● **Dataset rows describing interfaces**:
○ ○ ○ ○ ○

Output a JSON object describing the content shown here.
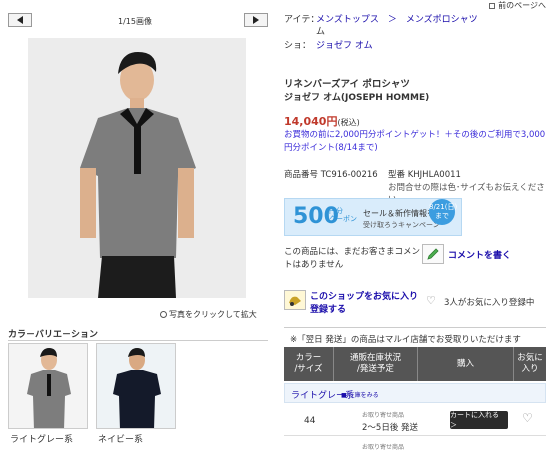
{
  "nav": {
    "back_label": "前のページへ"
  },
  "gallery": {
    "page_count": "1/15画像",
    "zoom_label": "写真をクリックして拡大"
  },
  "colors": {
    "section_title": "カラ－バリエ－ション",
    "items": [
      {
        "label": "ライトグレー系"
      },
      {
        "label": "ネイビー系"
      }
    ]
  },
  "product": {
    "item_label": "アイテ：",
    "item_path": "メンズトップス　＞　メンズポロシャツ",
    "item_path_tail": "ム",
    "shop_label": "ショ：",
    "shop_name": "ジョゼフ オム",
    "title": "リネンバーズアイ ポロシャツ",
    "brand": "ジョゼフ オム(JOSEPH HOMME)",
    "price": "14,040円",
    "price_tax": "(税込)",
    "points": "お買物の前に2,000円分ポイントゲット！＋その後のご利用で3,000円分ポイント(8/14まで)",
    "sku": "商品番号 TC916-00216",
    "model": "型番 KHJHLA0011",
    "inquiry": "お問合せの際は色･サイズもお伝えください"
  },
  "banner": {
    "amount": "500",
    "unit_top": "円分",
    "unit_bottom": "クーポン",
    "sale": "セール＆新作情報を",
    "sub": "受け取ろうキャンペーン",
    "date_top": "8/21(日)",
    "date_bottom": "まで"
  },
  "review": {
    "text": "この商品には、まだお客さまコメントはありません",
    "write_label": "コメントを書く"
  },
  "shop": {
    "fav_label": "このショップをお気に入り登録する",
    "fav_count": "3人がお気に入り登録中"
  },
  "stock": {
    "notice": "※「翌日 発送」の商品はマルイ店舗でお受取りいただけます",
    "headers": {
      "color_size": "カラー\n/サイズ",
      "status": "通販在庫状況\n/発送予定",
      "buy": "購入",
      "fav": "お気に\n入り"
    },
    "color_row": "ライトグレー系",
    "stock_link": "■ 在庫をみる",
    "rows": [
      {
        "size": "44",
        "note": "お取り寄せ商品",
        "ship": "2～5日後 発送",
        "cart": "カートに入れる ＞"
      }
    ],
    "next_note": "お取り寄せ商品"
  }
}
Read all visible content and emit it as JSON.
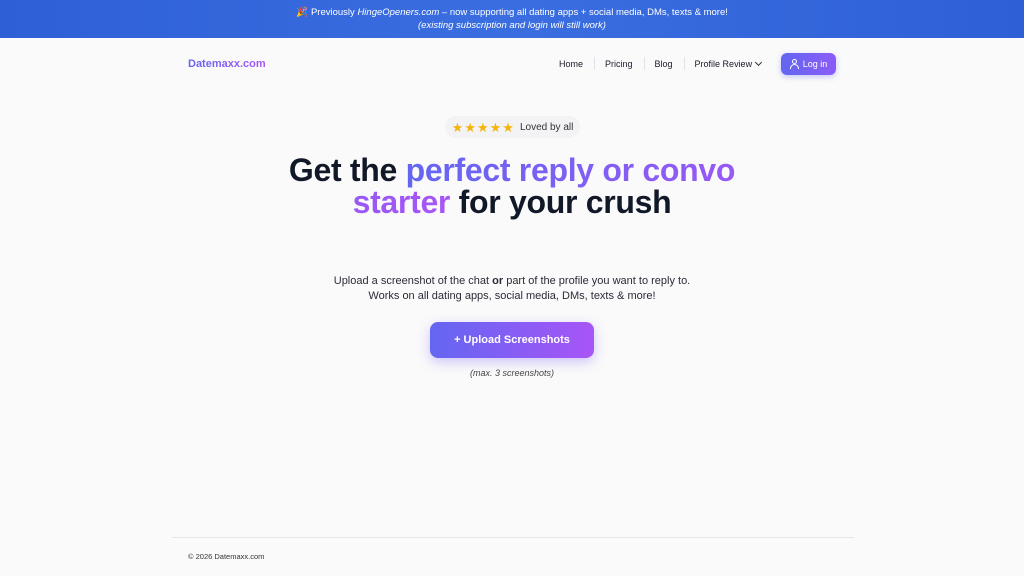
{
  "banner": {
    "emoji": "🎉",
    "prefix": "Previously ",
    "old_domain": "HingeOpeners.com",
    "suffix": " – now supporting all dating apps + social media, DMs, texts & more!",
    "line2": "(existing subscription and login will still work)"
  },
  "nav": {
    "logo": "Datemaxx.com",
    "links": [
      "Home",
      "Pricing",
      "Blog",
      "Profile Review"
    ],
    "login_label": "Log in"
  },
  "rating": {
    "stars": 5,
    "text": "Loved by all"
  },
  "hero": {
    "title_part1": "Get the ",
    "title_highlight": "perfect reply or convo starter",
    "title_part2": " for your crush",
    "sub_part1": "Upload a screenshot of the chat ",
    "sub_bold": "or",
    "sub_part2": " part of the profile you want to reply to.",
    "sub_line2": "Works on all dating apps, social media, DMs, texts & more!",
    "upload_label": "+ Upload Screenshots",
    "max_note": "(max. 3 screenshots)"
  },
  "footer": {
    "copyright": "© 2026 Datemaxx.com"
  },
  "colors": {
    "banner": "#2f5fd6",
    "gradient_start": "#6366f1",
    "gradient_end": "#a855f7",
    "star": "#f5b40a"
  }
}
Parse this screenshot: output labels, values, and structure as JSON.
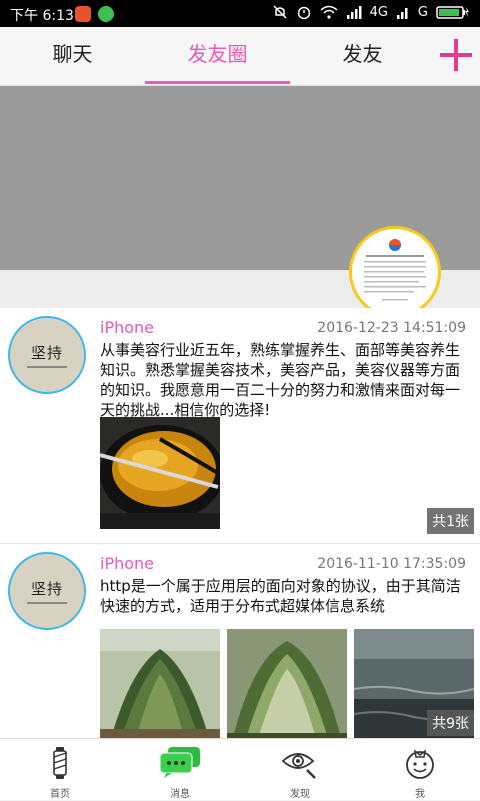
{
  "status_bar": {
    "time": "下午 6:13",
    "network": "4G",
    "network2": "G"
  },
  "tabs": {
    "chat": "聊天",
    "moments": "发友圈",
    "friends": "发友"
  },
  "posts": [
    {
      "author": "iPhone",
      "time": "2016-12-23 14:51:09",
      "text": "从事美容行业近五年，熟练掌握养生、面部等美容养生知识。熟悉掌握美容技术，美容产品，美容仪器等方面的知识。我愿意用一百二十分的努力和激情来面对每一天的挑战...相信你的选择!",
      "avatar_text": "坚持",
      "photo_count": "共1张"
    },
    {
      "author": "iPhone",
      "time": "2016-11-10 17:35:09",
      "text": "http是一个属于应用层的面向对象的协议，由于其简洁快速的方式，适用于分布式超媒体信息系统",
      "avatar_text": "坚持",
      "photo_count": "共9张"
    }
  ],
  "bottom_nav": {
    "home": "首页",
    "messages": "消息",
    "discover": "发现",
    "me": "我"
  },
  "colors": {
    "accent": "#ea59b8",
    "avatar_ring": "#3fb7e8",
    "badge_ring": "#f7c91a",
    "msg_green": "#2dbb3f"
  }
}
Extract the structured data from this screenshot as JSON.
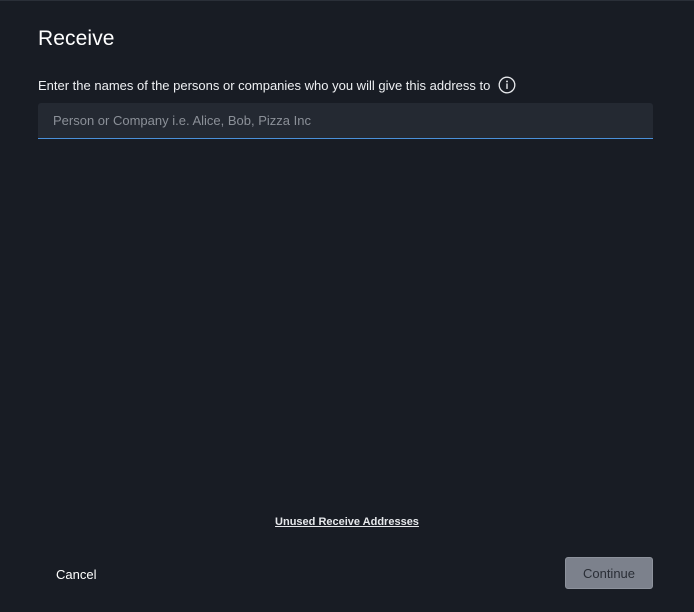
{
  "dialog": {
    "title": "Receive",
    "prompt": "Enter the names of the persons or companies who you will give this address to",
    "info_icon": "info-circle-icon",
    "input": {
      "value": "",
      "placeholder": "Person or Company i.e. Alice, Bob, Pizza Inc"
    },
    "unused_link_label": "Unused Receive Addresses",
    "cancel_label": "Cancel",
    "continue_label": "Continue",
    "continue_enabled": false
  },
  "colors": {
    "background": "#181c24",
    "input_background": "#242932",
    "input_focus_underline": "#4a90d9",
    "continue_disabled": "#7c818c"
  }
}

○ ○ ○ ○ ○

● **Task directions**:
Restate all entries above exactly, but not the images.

● **Written answer**:
Output a JSON object describing the content shown here.
{
  "nav": {
    "back_label": "前のページへ"
  },
  "gallery": {
    "page_count": "1/15画像",
    "zoom_label": "写真をクリックして拡大"
  },
  "colors": {
    "section_title": "カラ－バリエ－ション",
    "items": [
      {
        "label": "ライトグレー系"
      },
      {
        "label": "ネイビー系"
      }
    ]
  },
  "product": {
    "item_label": "アイテ：",
    "item_path": "メンズトップス　＞　メンズポロシャツ",
    "item_path_tail": "ム",
    "shop_label": "ショ：",
    "shop_name": "ジョゼフ オム",
    "title": "リネンバーズアイ ポロシャツ",
    "brand": "ジョゼフ オム(JOSEPH HOMME)",
    "price": "14,040円",
    "price_tax": "(税込)",
    "points": "お買物の前に2,000円分ポイントゲット！＋その後のご利用で3,000円分ポイント(8/14まで)",
    "sku": "商品番号 TC916-00216",
    "model": "型番 KHJHLA0011",
    "inquiry": "お問合せの際は色･サイズもお伝えください"
  },
  "banner": {
    "amount": "500",
    "unit_top": "円分",
    "unit_bottom": "クーポン",
    "sale": "セール＆新作情報を",
    "sub": "受け取ろうキャンペーン",
    "date_top": "8/21(日)",
    "date_bottom": "まで"
  },
  "review": {
    "text": "この商品には、まだお客さまコメントはありません",
    "write_label": "コメントを書く"
  },
  "shop": {
    "fav_label": "このショップをお気に入り登録する",
    "fav_count": "3人がお気に入り登録中"
  },
  "stock": {
    "notice": "※「翌日 発送」の商品はマルイ店舗でお受取りいただけます",
    "headers": {
      "color_size": "カラー\n/サイズ",
      "status": "通販在庫状況\n/発送予定",
      "buy": "購入",
      "fav": "お気に\n入り"
    },
    "color_row": "ライトグレー系",
    "stock_link": "■ 在庫をみる",
    "rows": [
      {
        "size": "44",
        "note": "お取り寄せ商品",
        "ship": "2～5日後 発送",
        "cart": "カートに入れる ＞"
      }
    ],
    "next_note": "お取り寄せ商品"
  }
}
Read all visible content and emit it as JSON.
{
  "banner": {
    "emoji": "🎉",
    "prefix": "Previously ",
    "old_domain": "HingeOpeners.com",
    "suffix": " – now supporting all dating apps + social media, DMs, texts & more!",
    "line2": "(existing subscription and login will still work)"
  },
  "nav": {
    "logo": "Datemaxx.com",
    "links": [
      "Home",
      "Pricing",
      "Blog",
      "Profile Review"
    ],
    "login_label": "Log in"
  },
  "rating": {
    "stars": 5,
    "text": "Loved by all"
  },
  "hero": {
    "title_part1": "Get the ",
    "title_highlight": "perfect reply or convo starter",
    "title_part2": " for your crush",
    "sub_part1": "Upload a screenshot of the chat ",
    "sub_bold": "or",
    "sub_part2": " part of the profile you want to reply to.",
    "sub_line2": "Works on all dating apps, social media, DMs, texts & more!",
    "upload_label": "+ Upload Screenshots",
    "max_note": "(max. 3 screenshots)"
  },
  "footer": {
    "copyright": "© 2026 Datemaxx.com"
  },
  "colors": {
    "banner": "#2f5fd6",
    "gradient_start": "#6366f1",
    "gradient_end": "#a855f7",
    "star": "#f5b40a"
  }
}
Parse this screenshot: output labels, values, and structure as JSON.
{
  "status_bar": {
    "time": "下午 6:13",
    "network": "4G",
    "network2": "G"
  },
  "tabs": {
    "chat": "聊天",
    "moments": "发友圈",
    "friends": "发友"
  },
  "posts": [
    {
      "author": "iPhone",
      "time": "2016-12-23 14:51:09",
      "text": "从事美容行业近五年，熟练掌握养生、面部等美容养生知识。熟悉掌握美容技术，美容产品，美容仪器等方面的知识。我愿意用一百二十分的努力和激情来面对每一天的挑战...相信你的选择!",
      "avatar_text": "坚持",
      "photo_count": "共1张"
    },
    {
      "author": "iPhone",
      "time": "2016-11-10 17:35:09",
      "text": "http是一个属于应用层的面向对象的协议，由于其简洁快速的方式，适用于分布式超媒体信息系统",
      "avatar_text": "坚持",
      "photo_count": "共9张"
    }
  ],
  "bottom_nav": {
    "home": "首页",
    "messages": "消息",
    "discover": "发现",
    "me": "我"
  },
  "colors": {
    "accent": "#ea59b8",
    "avatar_ring": "#3fb7e8",
    "badge_ring": "#f7c91a",
    "msg_green": "#2dbb3f"
  }
}
Extract the structured data from this screenshot as JSON.
{
  "dialog": {
    "title": "Receive",
    "prompt": "Enter the names of the persons or companies who you will give this address to",
    "info_icon": "info-circle-icon",
    "input": {
      "value": "",
      "placeholder": "Person or Company i.e. Alice, Bob, Pizza Inc"
    },
    "unused_link_label": "Unused Receive Addresses",
    "cancel_label": "Cancel",
    "continue_label": "Continue",
    "continue_enabled": false
  },
  "colors": {
    "background": "#181c24",
    "input_background": "#242932",
    "input_focus_underline": "#4a90d9",
    "continue_disabled": "#7c818c"
  }
}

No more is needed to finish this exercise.